I get a refund when no tax is withheld?
I am working a part-time job, 30 to 35 hours
per week. I claim three dependents (my children and myself) and
make $6.25 per hour. My employer takes out Medicaid and Social Security,
but no federal tax. Why is this? How will this affect me at the
end of the year? I file as head of household. Will I get any money
back when I file? Thank you. -- TJ
Fortunately or unfortunately, based on your level of income and
filing status, your earnings are not enough so that you owe federal
income tax. Therefore, your employer is not withholding income tax
from your paycheck.
Since you did not have any federal income tax withheld,
there will be none to be refunded when you file your tax return.
However, you may still have a tax refund based on the earned
income credit and the additional child tax credit.
The earned income credit is a refundable credit for
certain low-income taxpayers. Refundable means that you can get
money back when you file your return even if your tax bill is zero.
Since you have two dependent children, you are probably eligible

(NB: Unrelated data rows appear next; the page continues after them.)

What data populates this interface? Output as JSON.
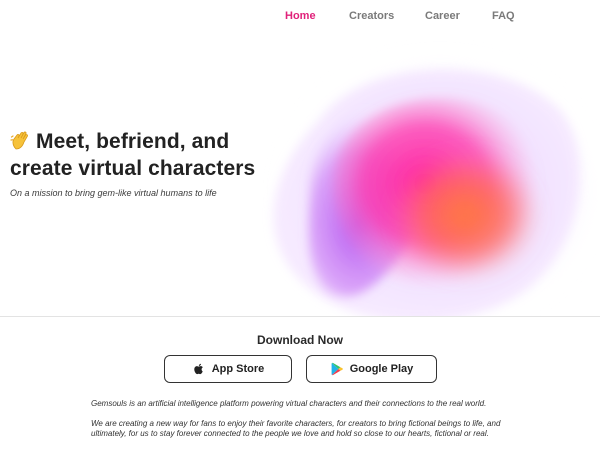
{
  "nav": {
    "items": [
      {
        "label": "Home",
        "active": true
      },
      {
        "label": "Creators",
        "active": false
      },
      {
        "label": "Career",
        "active": false
      },
      {
        "label": "FAQ",
        "active": false
      }
    ]
  },
  "hero": {
    "emoji_icon": "waving-hand-icon",
    "title_line1": "Meet, befriend, and",
    "title_line2": "create virtual characters",
    "subtitle": "On a mission to bring gem-like virtual humans to life"
  },
  "download": {
    "title": "Download Now",
    "buttons": [
      {
        "label": "App Store",
        "icon": "apple-icon"
      },
      {
        "label": "Google Play",
        "icon": "google-play-icon"
      }
    ]
  },
  "about": {
    "paragraph1": "Gemsouls is an artificial intelligence platform powering virtual characters and their connections to the real world.",
    "paragraph2": "We are creating a new way for fans to enjoy their favorite characters, for creators to bring fictional beings to life, and ultimately, for us to stay forever connected to the people we love and hold so close to our hearts, fictional or real."
  },
  "colors": {
    "accent": "#e0217a",
    "nav_inactive": "#7a7a7a",
    "blob_pink": "#ff2fa8",
    "blob_orange": "#ff7a3d",
    "blob_purple": "#b04ff0"
  }
}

to receive the credit if you have no special circumstances.
The earned income credit used to be relatively simple,
but it led to a lot of abuse. As a result, IRS
Publication 596, Earned Income Credit, is now 55 pages long.

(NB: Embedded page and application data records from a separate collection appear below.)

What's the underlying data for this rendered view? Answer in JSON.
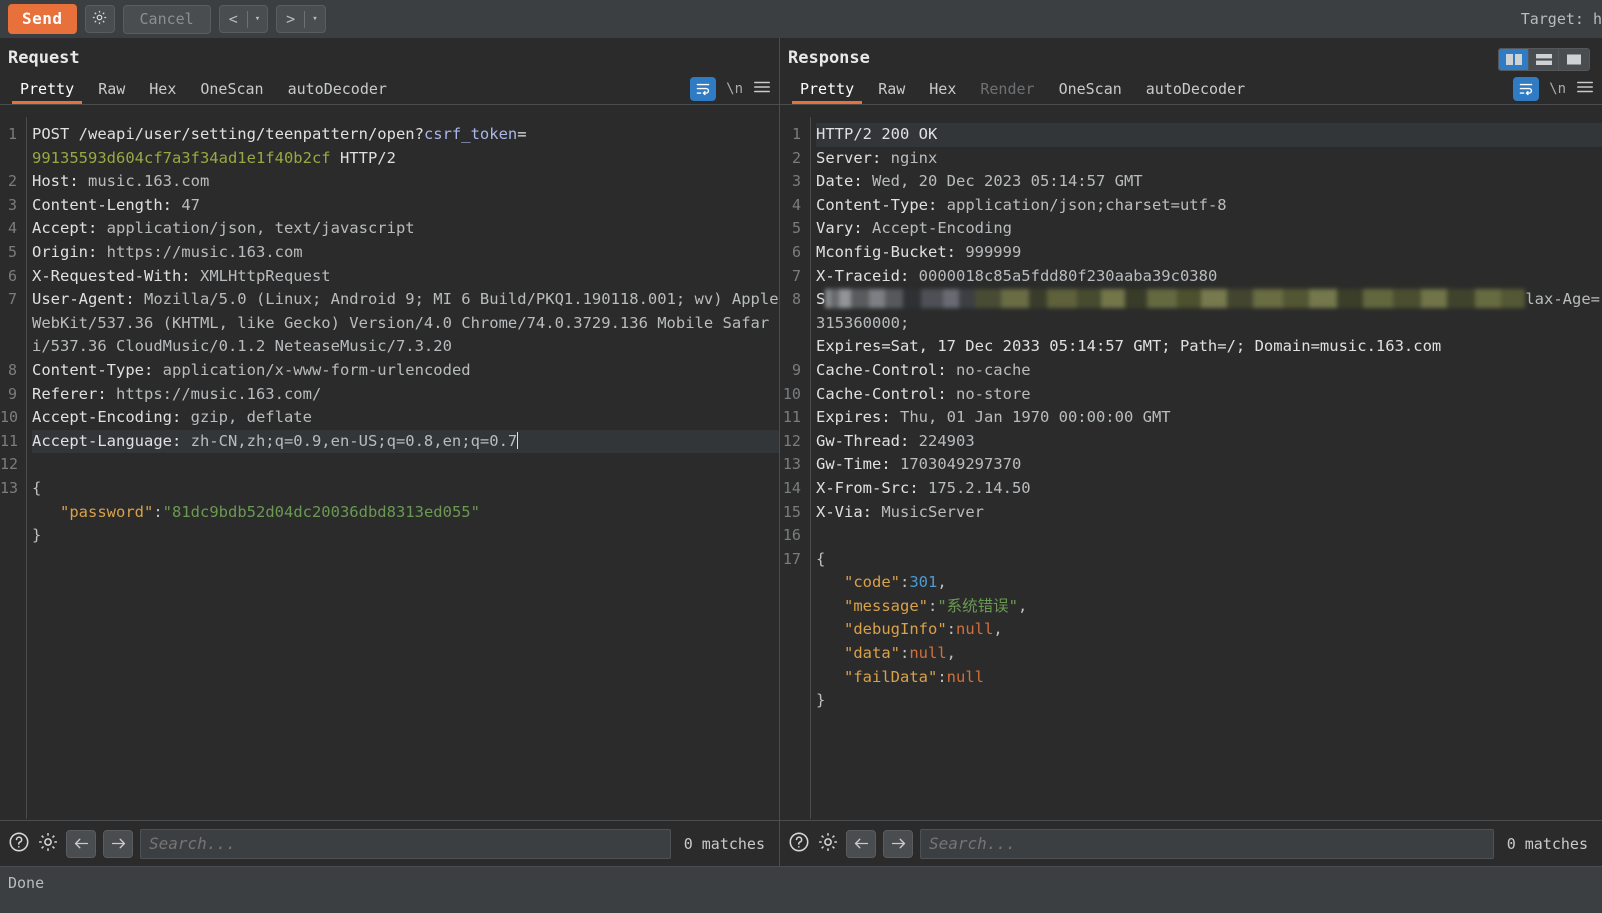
{
  "toolbar": {
    "send_label": "Send",
    "settings_icon": "gear-icon",
    "cancel_label": "Cancel",
    "prev_arrow": "<",
    "next_arrow": ">",
    "caret": "▾",
    "target_label": "Target: h"
  },
  "layout_switch": {
    "vertical_split": "vertical-split-icon",
    "horizontal_split": "horizontal-split-icon",
    "single_pane": "single-pane-icon",
    "active": "vertical_split",
    "active_color": "#2f7cc4"
  },
  "request": {
    "title": "Request",
    "tabs": [
      {
        "label": "Pretty",
        "active": true
      },
      {
        "label": "Raw",
        "active": false
      },
      {
        "label": "Hex",
        "active": false
      },
      {
        "label": "OneScan",
        "active": false
      },
      {
        "label": "autoDecoder",
        "active": false
      }
    ],
    "tools": {
      "wrap_icon": "word-wrap-icon",
      "wrap_active": true,
      "newline_label": "\\n",
      "menu_icon": "hamburger-menu-icon"
    },
    "line_numbers": [
      "1",
      "",
      "2",
      "3",
      "4",
      "5",
      "6",
      "7",
      "",
      "",
      "8",
      "9",
      "10",
      "11",
      "12",
      "13",
      "",
      ""
    ],
    "lines": [
      {
        "n": "1",
        "type": "request-line",
        "method": "POST",
        "path": "/weapi/user/setting/teenpattern/open?",
        "param": "csrf_token",
        "eq": "="
      },
      {
        "n": "",
        "type": "continuation",
        "token": "99135593d604cf7a3f34ad1e1f40b2cf",
        "proto": " HTTP/2"
      },
      {
        "n": "2",
        "type": "header",
        "name": "Host: ",
        "value": "music.163.com"
      },
      {
        "n": "3",
        "type": "header",
        "name": "Content-Length: ",
        "value": "47"
      },
      {
        "n": "4",
        "type": "header",
        "name": "Accept: ",
        "value": "application/json, text/javascript"
      },
      {
        "n": "5",
        "type": "header",
        "name": "Origin: ",
        "value": "https://music.163.com"
      },
      {
        "n": "6",
        "type": "header",
        "name": "X-Requested-With: ",
        "value": "XMLHttpRequest"
      },
      {
        "n": "7",
        "type": "header",
        "name": "User-Agent: ",
        "value": "Mozilla/5.0 (Linux; Android 9; MI 6 Build/PKQ1.190118.001; wv) AppleWebKit/537.36 (KHTML, like Gecko) Version/4.0 Chrome/74.0.3729.136 Mobile Safari/537.36 CloudMusic/0.1.2 NeteaseMusic/7.3.20"
      },
      {
        "n": "8",
        "type": "header",
        "name": "Content-Type: ",
        "value": "application/x-www-form-urlencoded"
      },
      {
        "n": "9",
        "type": "header",
        "name": "Referer: ",
        "value": "https://music.163.com/"
      },
      {
        "n": "10",
        "type": "header",
        "name": "Accept-Encoding: ",
        "value": "gzip, deflate"
      },
      {
        "n": "11",
        "type": "header",
        "name": "Accept-Language: ",
        "value": "zh-CN,zh;q=0.9,en-US;q=0.8,en;q=0.7",
        "highlighted": true,
        "caret": true
      },
      {
        "n": "12",
        "type": "blank"
      },
      {
        "n": "13",
        "type": "json-open",
        "text": "{"
      },
      {
        "n": "",
        "type": "json-pair",
        "key": "\"password\"",
        "colon": ":",
        "value": "\"81dc9bdb52d04dc20036dbd8313ed055\""
      },
      {
        "n": "",
        "type": "json-close",
        "text": "}"
      }
    ],
    "search": {
      "help_icon": "help-circle-icon",
      "settings_icon": "gear-icon",
      "back_icon": "arrow-left-icon",
      "forward_icon": "arrow-right-icon",
      "placeholder": "Search...",
      "value": "",
      "matches": "0 matches"
    }
  },
  "response": {
    "title": "Response",
    "tabs": [
      {
        "label": "Pretty",
        "active": true
      },
      {
        "label": "Raw",
        "active": false
      },
      {
        "label": "Hex",
        "active": false
      },
      {
        "label": "Render",
        "active": false,
        "disabled": true
      },
      {
        "label": "OneScan",
        "active": false
      },
      {
        "label": "autoDecoder",
        "active": false
      }
    ],
    "tools": {
      "wrap_icon": "word-wrap-icon",
      "wrap_active": true,
      "newline_label": "\\n",
      "menu_icon": "hamburger-menu-icon"
    },
    "lines": [
      {
        "n": "1",
        "type": "status-line",
        "text": "HTTP/2 200 OK",
        "highlighted": true
      },
      {
        "n": "2",
        "type": "header",
        "name": "Server: ",
        "value": "nginx"
      },
      {
        "n": "3",
        "type": "header",
        "name": "Date: ",
        "value": "Wed, 20 Dec 2023 05:14:57 GMT"
      },
      {
        "n": "4",
        "type": "header",
        "name": "Content-Type: ",
        "value": "application/json;charset=utf-8"
      },
      {
        "n": "5",
        "type": "header",
        "name": "Vary: ",
        "value": "Accept-Encoding"
      },
      {
        "n": "6",
        "type": "header",
        "name": "Mconfig-Bucket: ",
        "value": "999999"
      },
      {
        "n": "7",
        "type": "header",
        "name": "X-Traceid: ",
        "value": "0000018c85a5fdd80f230aaba39c0380"
      },
      {
        "n": "8",
        "type": "redacted-header",
        "prefix": "S",
        "redacted": true,
        "tail": "lax-Age=315360000;"
      },
      {
        "n": "",
        "type": "continuation",
        "text": "Expires=Sat, 17 Dec 2033 05:14:57 GMT; Path=/; Domain=music.163.com"
      },
      {
        "n": "9",
        "type": "header",
        "name": "Cache-Control: ",
        "value": "no-cache"
      },
      {
        "n": "10",
        "type": "header",
        "name": "Cache-Control: ",
        "value": "no-store"
      },
      {
        "n": "11",
        "type": "header",
        "name": "Expires: ",
        "value": "Thu, 01 Jan 1970 00:00:00 GMT"
      },
      {
        "n": "12",
        "type": "header",
        "name": "Gw-Thread: ",
        "value": "224903"
      },
      {
        "n": "13",
        "type": "header",
        "name": "Gw-Time: ",
        "value": "1703049297370"
      },
      {
        "n": "14",
        "type": "header",
        "name": "X-From-Src: ",
        "value": "175.2.14.50"
      },
      {
        "n": "15",
        "type": "header",
        "name": "X-Via: ",
        "value": "MusicServer"
      },
      {
        "n": "16",
        "type": "blank"
      },
      {
        "n": "17",
        "type": "json-open",
        "text": "{"
      },
      {
        "n": "",
        "type": "json-pair",
        "key": "\"code\"",
        "colon": ":",
        "value": "301",
        "vtype": "num",
        "comma": ","
      },
      {
        "n": "",
        "type": "json-pair",
        "key": "\"message\"",
        "colon": ":",
        "value": "\"系统错误\"",
        "vtype": "str",
        "comma": ","
      },
      {
        "n": "",
        "type": "json-pair",
        "key": "\"debugInfo\"",
        "colon": ":",
        "value": "null",
        "vtype": "nul",
        "comma": ","
      },
      {
        "n": "",
        "type": "json-pair",
        "key": "\"data\"",
        "colon": ":",
        "value": "null",
        "vtype": "nul",
        "comma": ","
      },
      {
        "n": "",
        "type": "json-pair",
        "key": "\"failData\"",
        "colon": ":",
        "value": "null",
        "vtype": "nul",
        "comma": ""
      },
      {
        "n": "",
        "type": "json-close",
        "text": "}"
      }
    ],
    "search": {
      "help_icon": "help-circle-icon",
      "settings_icon": "gear-icon",
      "back_icon": "arrow-left-icon",
      "forward_icon": "arrow-right-icon",
      "placeholder": "Search...",
      "value": "",
      "matches": "0 matches"
    }
  },
  "status": {
    "text": "Done"
  },
  "colors": {
    "accent": "#e8703a",
    "active_blue": "#2f7cc4",
    "background": "#2b2b2b",
    "chrome": "#3c3f41"
  }
}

The IRS developed an interactive,
step-by-step interview to guide you through the eligibility
requirements. If you believe you qualify for the earned income credit,
you need to attach Schedule
EIC to your return. Your employer can also give you an advanced
earned income credit in your paycheck so you don't have to wait
to file your tax return. For the 2003 tax year, the maximum credit
available to an eligible filer is $4,204.
The additional child tax credit is similar to the
earned income credit. If you qualify for the earned income credit,
you may also qualify to claim the additional child tax credit by
8812 along with your tax return.
You also may have been eligible for these credits
on your 2002 tax return that you filed earlier this year. I performed
a rough calculation of what your refund might have been, assuming
you qualified for both credits. I assumed that you earned $12,000
last year. Using the 2002 tax rate schedule, your refund would have
been more than $4,400. You would have received approximately $4,100
in earned income credit and $300 in additional child tax credit.
If you believe you were eligible for these credits
in 2002 and before, you should be able to amend
your returns to claim the credits and receive the refunds.